Pre-cast concrete vaults and assembled steel tanks are popular in water holding projects because they are quick to install once they’re on site. With no curing times and few welding requirements, they’re ready to use soon after installation. However, actually getting them on site is a different story. The difficulty of moving a heavy and oversized piece of equipment can inflate the cost of the project tremendously. Heavy equipment for excavating ponds is easy to source locally, and the geomembranes used for both liners and covers are surprisingly lightweight and easy to fold compactly for shipping.
Maintaining proper scum submergence is an essential feature of a flexible floating pond cover. Since the floats and weights work together to keep the cover right at the surface of the water, it’s not surprising that this helps push the scum layer underneath where it can decompose rapidly. This is an essential task in both wastewater treatment and manure digestion for biogas production. Solid, single-piece tanks and rigid covers don’t rise or fall with the water level, eliminating the chance they’ll help with scum submergence.

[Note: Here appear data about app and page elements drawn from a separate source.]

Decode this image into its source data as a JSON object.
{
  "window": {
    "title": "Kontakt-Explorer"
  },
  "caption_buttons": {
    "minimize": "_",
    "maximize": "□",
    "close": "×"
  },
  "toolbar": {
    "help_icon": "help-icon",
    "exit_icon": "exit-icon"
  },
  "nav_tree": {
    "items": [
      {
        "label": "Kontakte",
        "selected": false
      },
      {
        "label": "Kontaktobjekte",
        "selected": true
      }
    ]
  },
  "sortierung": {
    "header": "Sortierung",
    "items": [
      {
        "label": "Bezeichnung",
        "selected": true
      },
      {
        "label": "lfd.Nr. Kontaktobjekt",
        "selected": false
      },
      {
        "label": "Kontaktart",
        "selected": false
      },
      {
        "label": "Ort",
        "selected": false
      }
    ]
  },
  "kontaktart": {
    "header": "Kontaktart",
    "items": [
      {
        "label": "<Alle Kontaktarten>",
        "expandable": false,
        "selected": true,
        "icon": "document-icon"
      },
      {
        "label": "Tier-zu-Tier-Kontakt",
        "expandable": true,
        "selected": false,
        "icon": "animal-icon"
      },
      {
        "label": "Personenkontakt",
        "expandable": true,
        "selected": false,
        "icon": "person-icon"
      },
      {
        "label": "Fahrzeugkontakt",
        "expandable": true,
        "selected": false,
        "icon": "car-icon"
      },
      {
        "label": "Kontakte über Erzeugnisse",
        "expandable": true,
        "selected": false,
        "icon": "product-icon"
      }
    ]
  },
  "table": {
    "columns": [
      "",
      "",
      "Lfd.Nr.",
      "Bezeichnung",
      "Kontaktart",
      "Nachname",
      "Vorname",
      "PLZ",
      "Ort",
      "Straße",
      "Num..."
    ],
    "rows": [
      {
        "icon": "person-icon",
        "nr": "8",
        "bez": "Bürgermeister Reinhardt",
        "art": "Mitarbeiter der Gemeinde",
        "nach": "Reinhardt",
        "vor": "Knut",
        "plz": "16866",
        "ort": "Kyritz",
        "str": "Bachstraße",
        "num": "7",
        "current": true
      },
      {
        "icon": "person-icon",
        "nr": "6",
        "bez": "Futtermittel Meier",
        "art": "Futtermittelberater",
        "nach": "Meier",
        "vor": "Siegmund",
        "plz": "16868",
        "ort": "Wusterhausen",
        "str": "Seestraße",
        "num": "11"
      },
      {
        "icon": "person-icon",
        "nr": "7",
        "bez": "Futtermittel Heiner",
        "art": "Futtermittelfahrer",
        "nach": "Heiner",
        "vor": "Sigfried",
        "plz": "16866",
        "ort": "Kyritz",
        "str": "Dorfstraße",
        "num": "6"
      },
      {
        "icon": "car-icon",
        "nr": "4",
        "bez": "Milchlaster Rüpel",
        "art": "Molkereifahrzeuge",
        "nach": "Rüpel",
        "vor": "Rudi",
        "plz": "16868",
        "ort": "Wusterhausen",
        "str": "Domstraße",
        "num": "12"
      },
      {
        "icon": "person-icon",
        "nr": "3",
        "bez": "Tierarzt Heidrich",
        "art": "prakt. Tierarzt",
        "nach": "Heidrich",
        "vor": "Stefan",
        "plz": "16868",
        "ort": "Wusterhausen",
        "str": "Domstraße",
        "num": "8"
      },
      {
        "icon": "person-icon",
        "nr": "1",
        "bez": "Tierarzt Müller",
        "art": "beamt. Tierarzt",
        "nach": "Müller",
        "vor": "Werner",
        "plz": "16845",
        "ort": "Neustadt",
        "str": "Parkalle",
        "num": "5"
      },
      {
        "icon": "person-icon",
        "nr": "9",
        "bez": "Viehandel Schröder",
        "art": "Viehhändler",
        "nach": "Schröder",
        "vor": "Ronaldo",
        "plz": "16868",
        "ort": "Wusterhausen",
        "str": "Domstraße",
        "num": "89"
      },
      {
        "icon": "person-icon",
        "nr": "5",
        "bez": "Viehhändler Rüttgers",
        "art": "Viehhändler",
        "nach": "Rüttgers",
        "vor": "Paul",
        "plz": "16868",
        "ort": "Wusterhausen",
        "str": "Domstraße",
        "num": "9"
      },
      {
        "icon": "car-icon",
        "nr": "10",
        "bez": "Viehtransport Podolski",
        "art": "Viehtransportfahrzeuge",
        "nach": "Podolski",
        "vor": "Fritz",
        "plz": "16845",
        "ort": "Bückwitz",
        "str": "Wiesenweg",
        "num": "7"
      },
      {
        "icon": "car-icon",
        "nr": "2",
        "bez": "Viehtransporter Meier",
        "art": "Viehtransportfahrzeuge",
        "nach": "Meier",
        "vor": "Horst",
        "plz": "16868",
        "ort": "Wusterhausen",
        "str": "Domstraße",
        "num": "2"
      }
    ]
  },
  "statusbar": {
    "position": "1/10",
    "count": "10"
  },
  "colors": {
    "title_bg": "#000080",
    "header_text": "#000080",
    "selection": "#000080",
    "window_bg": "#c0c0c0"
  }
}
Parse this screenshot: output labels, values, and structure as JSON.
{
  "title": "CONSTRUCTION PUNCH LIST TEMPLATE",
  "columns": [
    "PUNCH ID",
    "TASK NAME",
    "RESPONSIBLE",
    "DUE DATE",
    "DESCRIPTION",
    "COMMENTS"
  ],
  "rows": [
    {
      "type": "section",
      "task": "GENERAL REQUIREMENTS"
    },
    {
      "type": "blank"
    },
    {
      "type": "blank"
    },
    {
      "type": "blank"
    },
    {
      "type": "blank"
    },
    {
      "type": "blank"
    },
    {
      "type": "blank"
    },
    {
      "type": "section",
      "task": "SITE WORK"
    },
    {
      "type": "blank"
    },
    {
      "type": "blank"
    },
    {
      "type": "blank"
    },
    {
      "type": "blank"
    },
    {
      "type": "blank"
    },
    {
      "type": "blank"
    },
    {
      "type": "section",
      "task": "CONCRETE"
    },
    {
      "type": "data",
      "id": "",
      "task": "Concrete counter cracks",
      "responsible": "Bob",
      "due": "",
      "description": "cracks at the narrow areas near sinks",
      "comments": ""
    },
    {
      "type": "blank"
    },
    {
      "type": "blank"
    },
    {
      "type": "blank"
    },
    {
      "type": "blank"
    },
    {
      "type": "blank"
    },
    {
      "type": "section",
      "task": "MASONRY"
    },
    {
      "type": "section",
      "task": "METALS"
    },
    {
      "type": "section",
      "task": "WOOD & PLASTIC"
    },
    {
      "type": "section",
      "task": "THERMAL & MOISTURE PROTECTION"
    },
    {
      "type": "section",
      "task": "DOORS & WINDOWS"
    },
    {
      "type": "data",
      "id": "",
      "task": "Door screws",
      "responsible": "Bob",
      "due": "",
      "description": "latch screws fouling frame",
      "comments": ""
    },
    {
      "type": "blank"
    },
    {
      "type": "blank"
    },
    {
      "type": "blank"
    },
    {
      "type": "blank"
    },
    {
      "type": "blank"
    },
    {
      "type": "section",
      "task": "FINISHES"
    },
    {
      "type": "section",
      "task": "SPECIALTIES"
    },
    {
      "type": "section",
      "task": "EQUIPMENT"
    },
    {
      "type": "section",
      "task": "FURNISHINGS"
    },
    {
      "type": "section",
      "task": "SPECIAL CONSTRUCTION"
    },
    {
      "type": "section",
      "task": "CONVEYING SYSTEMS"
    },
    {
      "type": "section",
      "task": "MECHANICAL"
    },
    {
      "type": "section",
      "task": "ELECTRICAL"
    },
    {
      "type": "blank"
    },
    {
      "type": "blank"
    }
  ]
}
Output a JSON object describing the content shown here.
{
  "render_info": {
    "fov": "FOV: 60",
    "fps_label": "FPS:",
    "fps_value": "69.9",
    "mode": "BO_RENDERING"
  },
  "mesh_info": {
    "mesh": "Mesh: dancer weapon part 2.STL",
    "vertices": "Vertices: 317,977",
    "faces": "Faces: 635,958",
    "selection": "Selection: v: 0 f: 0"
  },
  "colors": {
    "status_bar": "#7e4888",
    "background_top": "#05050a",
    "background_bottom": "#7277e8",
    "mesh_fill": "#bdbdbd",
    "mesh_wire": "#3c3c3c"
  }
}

In almost all cases, custom ponds with covers to fit make more sense than a collection of tanks or vaults. For an advanced wastewater treatment center, you may need to combine all three to divert sludge and direct cleaner water to further polishing steps. If you plan to use concrete or steel sides, to increase pond volume, make sure to extend the liner over these additions before re-attaching the cover. BTL Liners cover and liner products will work well for these applications and more. Their expert team is readily available to help you select the best product for your project and answer any questions you might have.